Detroit-born poet laureate Philip Levine to read at WMU

Philip Levine, the most recent poet laureate, is coming to Western Michigan University Friday. Levine was born in Detroit. Some of his most famous poems are about his time working for General Motors, a job he says he didn't like very much. 

Levine recently ended his term as the 18th U.S. poet laureate. He says the poet laureate position is honorary. Levine says many people think he has to help them with their poetry, but he was not obligated to do so because he did not actually work for the U.S. government. Poet laureates are appointed by the Library of Congress, but have few, if any, obligations in that position.

Many poet laureates have chosen to do a project, but Levine says he was more interested in reading to groups like labor unions and OSHA (Occupational Health and Safety Administration). Levine says he didn’t have a project, but he did ask poets he knew to send him the ‘ugliest poems,’ which he put into an anthology. Levine tried to get the Library of Congress to publish it, but they said they would do nothing of the kind.

Though Levine is known as a poet, he’s written many nonfiction works as well. He says his book The Bread of Time is mostly about people who have been his companions throughout his life in poetry. Some of his nonfiction works are anti-war texts. Levine says it’s hard not to take a political stance as a writer today. He says if you taste the chemicals in the water you drink and say ‘yuck,’ you’ve just made a political statement.

Levine says when he writes, he never knows who is going to read it. He says this creates problems for him because he’ll make references that younger generations might not understand. Levins says he thinks of himself as a Detroit poet, but also a California poet because he had lived there for many years. Though he also lived in Barcelona, Spain, he says he doesn’t consider himself a Catalan because he doesn’t speak Catalan, though he does speak Spanish. He got interested in 20th century Spanish poetry while living in Spain.
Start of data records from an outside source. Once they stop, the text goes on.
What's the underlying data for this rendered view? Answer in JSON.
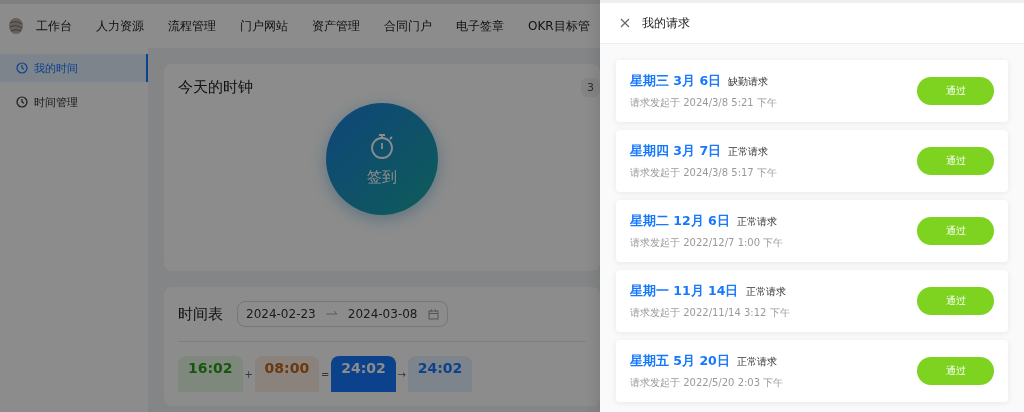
{
  "nav": {
    "items": [
      {
        "label": "工作台",
        "selected": false
      },
      {
        "label": "人力资源",
        "selected": false
      },
      {
        "label": "流程管理",
        "selected": false
      },
      {
        "label": "门户网站",
        "selected": false
      },
      {
        "label": "资产管理",
        "selected": false
      },
      {
        "label": "合同门户",
        "selected": false
      },
      {
        "label": "电子签章",
        "selected": false
      },
      {
        "label": "OKR目标管",
        "selected": false
      }
    ]
  },
  "sidebar": {
    "items": [
      {
        "label": "我的时间",
        "selected": true
      },
      {
        "label": "时间管理",
        "selected": false
      }
    ]
  },
  "clock_card": {
    "title": "今天的时钟",
    "badge": "3",
    "button": "签到"
  },
  "timesheet": {
    "title": "时间表",
    "date_start": "2024-02-23",
    "date_end": "2024-03-08",
    "tiles": [
      {
        "value": "16:02",
        "kind": "green",
        "op": "+"
      },
      {
        "value": "08:00",
        "kind": "orange",
        "op": "="
      },
      {
        "value": "24:02",
        "kind": "blue",
        "op": "→"
      },
      {
        "value": "24:02",
        "kind": "light"
      }
    ]
  },
  "drawer": {
    "title": "我的请求",
    "requests": [
      {
        "date": "星期三 3月 6日",
        "type": "缺勤请求",
        "submitted": "请求发起于 2024/3/8 5:21 下午",
        "action": "通过"
      },
      {
        "date": "星期四 3月 7日",
        "type": "正常请求",
        "submitted": "请求发起于 2024/3/8 5:17 下午",
        "action": "通过"
      },
      {
        "date": "星期二 12月 6日",
        "type": "正常请求",
        "submitted": "请求发起于 2022/12/7 1:00 下午",
        "action": "通过"
      },
      {
        "date": "星期一 11月 14日",
        "type": "正常请求",
        "submitted": "请求发起于 2022/11/14 3:12 下午",
        "action": "通过"
      },
      {
        "date": "星期五 5月 20日",
        "type": "正常请求",
        "submitted": "请求发起于 2022/5/20 2:03 下午",
        "action": "通过"
      }
    ]
  }
}
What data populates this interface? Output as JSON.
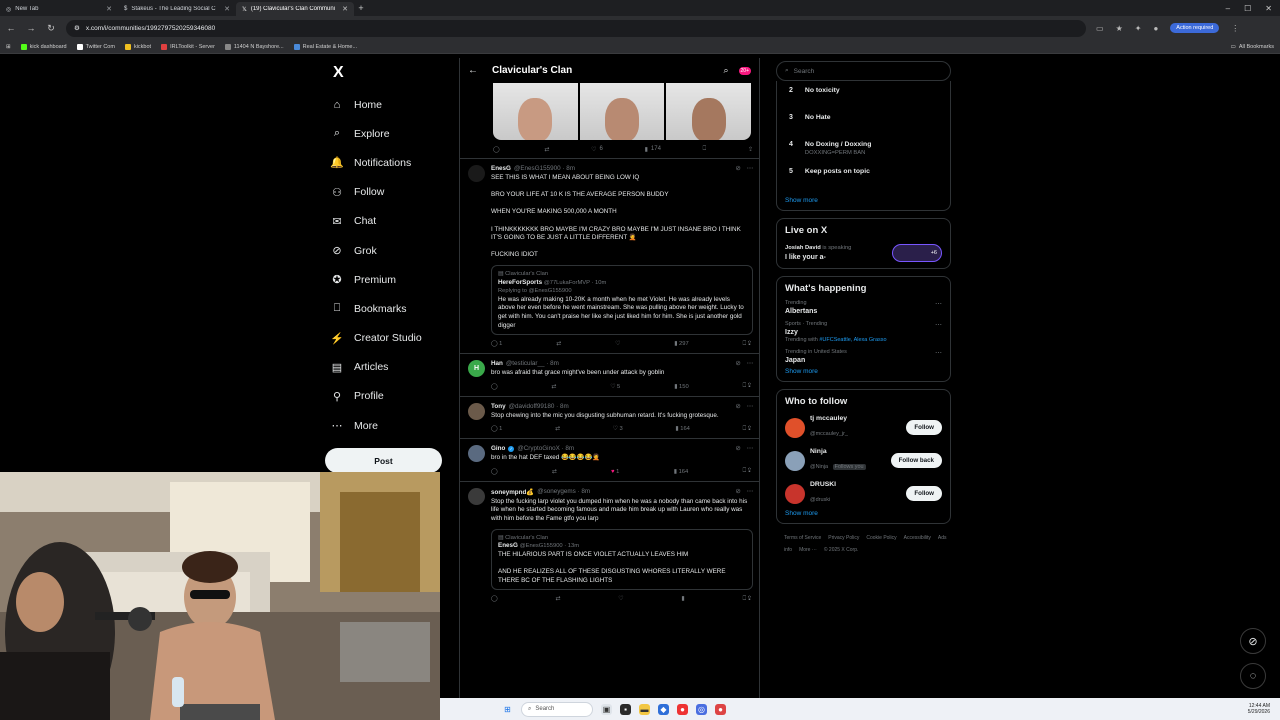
{
  "browser": {
    "tabs": [
      {
        "title": "New Tab",
        "active": false
      },
      {
        "title": "Stakeus - The Leading Social C",
        "active": false
      },
      {
        "title": "(19) Clavicular's Clan Communi",
        "active": true
      }
    ],
    "url": "x.com/i/communities/1992797520259346080",
    "action_required": "Action required",
    "bookmarks": [
      "kick dashboard",
      "Twitter Com",
      "kickbot",
      "IRLToolkit - Server",
      "11404 N Bayshore...",
      "Real Estate & Home..."
    ],
    "all_bookmarks": "All Bookmarks"
  },
  "nav": {
    "logo": "X",
    "items": [
      "Home",
      "Explore",
      "Notifications",
      "Follow",
      "Chat",
      "Grok",
      "Premium",
      "Bookmarks",
      "Creator Studio",
      "Articles",
      "Profile",
      "More"
    ],
    "icons": [
      "home-icon",
      "search-icon",
      "bell-icon",
      "person-plus-icon",
      "mail-icon",
      "grok-icon",
      "verified-icon",
      "bookmark-icon",
      "lightning-icon",
      "article-icon",
      "person-icon",
      "more-icon"
    ],
    "post": "Post"
  },
  "feed": {
    "title": "Clavicular's Clan",
    "badge": "20+",
    "top_post_actions": {
      "replies": "",
      "likes": "6",
      "views": "174"
    },
    "tweets": [
      {
        "name": "EnesG",
        "handle": "@EnesG155900 · 8m",
        "text": "SEE THIS IS WHAT I MEAN ABOUT BEING LOW IQ\n\nBRO YOUR LIFE AT 10 K IS THE AVERAGE PERSON BUDDY\n\nWHEN YOU'RE MAKING 500,000 A MONTH\n\nI THINKKKKKKK BRO MAYBE I'M CRAZY BRO MAYBE I'M JUST INSANE BRO I THINK IT'S GOING TO BE JUST A LITTLE DIFFERENT 🤦\n\nFUCKING IDIOT",
        "quote": {
          "community": "Clavicular's Clan",
          "name": "HereForSports",
          "handle": "@77LukaForMVP · 10m",
          "reply": "Replying to @EnesG155900",
          "text": "He was already making 10-20K a month when he met Violet. He was already levels above her even before he went mainstream. She was pulling above her weight. Lucky to get with him. You can't praise her like she just liked him for him. She is just another gold digger"
        },
        "replies": "1",
        "reposts": "",
        "likes": "",
        "views": "297",
        "avatar_color": "#1a1a1a"
      },
      {
        "name": "Han",
        "handle": "@testicular__ · 8m",
        "text": "bro was afraid that grace might've been under attack by goblin",
        "replies": "",
        "reposts": "",
        "likes": "5",
        "views": "150",
        "avatar_color": "#3aa94a",
        "avatar_letter": "H"
      },
      {
        "name": "Tony",
        "handle": "@davidoff99180 · 8m",
        "text": "Stop chewing into the mic you disgusting subhuman retard. It's fucking grotesque.",
        "replies": "1",
        "reposts": "",
        "likes": "3",
        "views": "164",
        "avatar_color": "#6b5a4a"
      },
      {
        "name": "Gino",
        "handle": "@CryptoGinoX · 8m",
        "text": "bro in the hat DEF taxed 😂😂😂😂🤦",
        "replies": "",
        "reposts": "",
        "likes": "1",
        "views": "164",
        "avatar_color": "#5a6a80",
        "verified": true
      },
      {
        "name": "soneympnd💰",
        "handle": "@soneygems · 8m",
        "text": "Stop the fucking larp violet you dumped him when he was a nobody than came back into his life when he started becoming famous and made him break up with Lauren who really was with him before the Fame gtfo you larp",
        "quote": {
          "community": "Clavicular's Clan",
          "name": "EnesG",
          "handle": "@EnesG155900 · 13m",
          "reply": "",
          "text": "THE HILARIOUS PART IS ONCE VIOLET ACTUALLY LEAVES HIM\n\nAND HE REALIZES ALL OF THESE DISGUSTING WHORES LITERALLY WERE THERE BC OF THE FLASHING LIGHTS"
        },
        "replies": "",
        "reposts": "",
        "likes": "",
        "views": "",
        "avatar_color": "#3a3a3a"
      }
    ]
  },
  "sidebar": {
    "search_placeholder": "Search",
    "rules": [
      {
        "n": "2",
        "t": "No toxicity",
        "s": ""
      },
      {
        "n": "3",
        "t": "No Hate",
        "s": ""
      },
      {
        "n": "4",
        "t": "No Doxing / Doxxing",
        "s": "DOXXING=PERM BAN"
      },
      {
        "n": "5",
        "t": "Keep posts on topic",
        "s": ""
      }
    ],
    "show_more": "Show more",
    "live": {
      "title": "Live on X",
      "host": "Josiah David",
      "status": "is speaking",
      "text": "I like your a-",
      "count": "+6"
    },
    "happening": {
      "title": "What's happening",
      "trends": [
        {
          "context": "Trending",
          "name": "Albertans",
          "with": "",
          "with_tags": ""
        },
        {
          "context": "Sports · Trending",
          "name": "Izzy",
          "with": "Trending with",
          "with_tags": "#UFCSeattle, Alexa Grasso"
        },
        {
          "context": "Trending in United States",
          "name": "Japan",
          "with": "",
          "with_tags": ""
        }
      ]
    },
    "who_to_follow": {
      "title": "Who to follow",
      "users": [
        {
          "name": "tj mccauley",
          "handle": "@mccauley_jr_",
          "button": "Follow",
          "color": "#e0502a"
        },
        {
          "name": "Ninja",
          "handle": "@Ninja",
          "extra": "Follows you",
          "button": "Follow back",
          "color": "#8aa0b8"
        },
        {
          "name": "DRUSKI",
          "handle": "@druski",
          "button": "Follow",
          "color": "#c8342c"
        }
      ]
    },
    "footer": [
      "Terms of Service",
      "Privacy Policy",
      "Cookie Policy",
      "Accessibility",
      "Ads info",
      "More ···",
      "© 2025 X Corp."
    ]
  },
  "taskbar": {
    "search": "Search",
    "time": "12:44 AM",
    "date": "5/29/2026"
  }
}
Levine says he’s also heavily influenced by 20th century Polish poetry.

Levine will read some of his work Friday night at 8 in Western Michigan University’s Brown Auditorium. To find out more about poet laureate Philip Levine and his work, click the play button to hear his interview with WMUK’sZintaAistars.

Zinta Aistars is our resident book expert. She started interviewing authors and artists for our Arts & More program in 2011.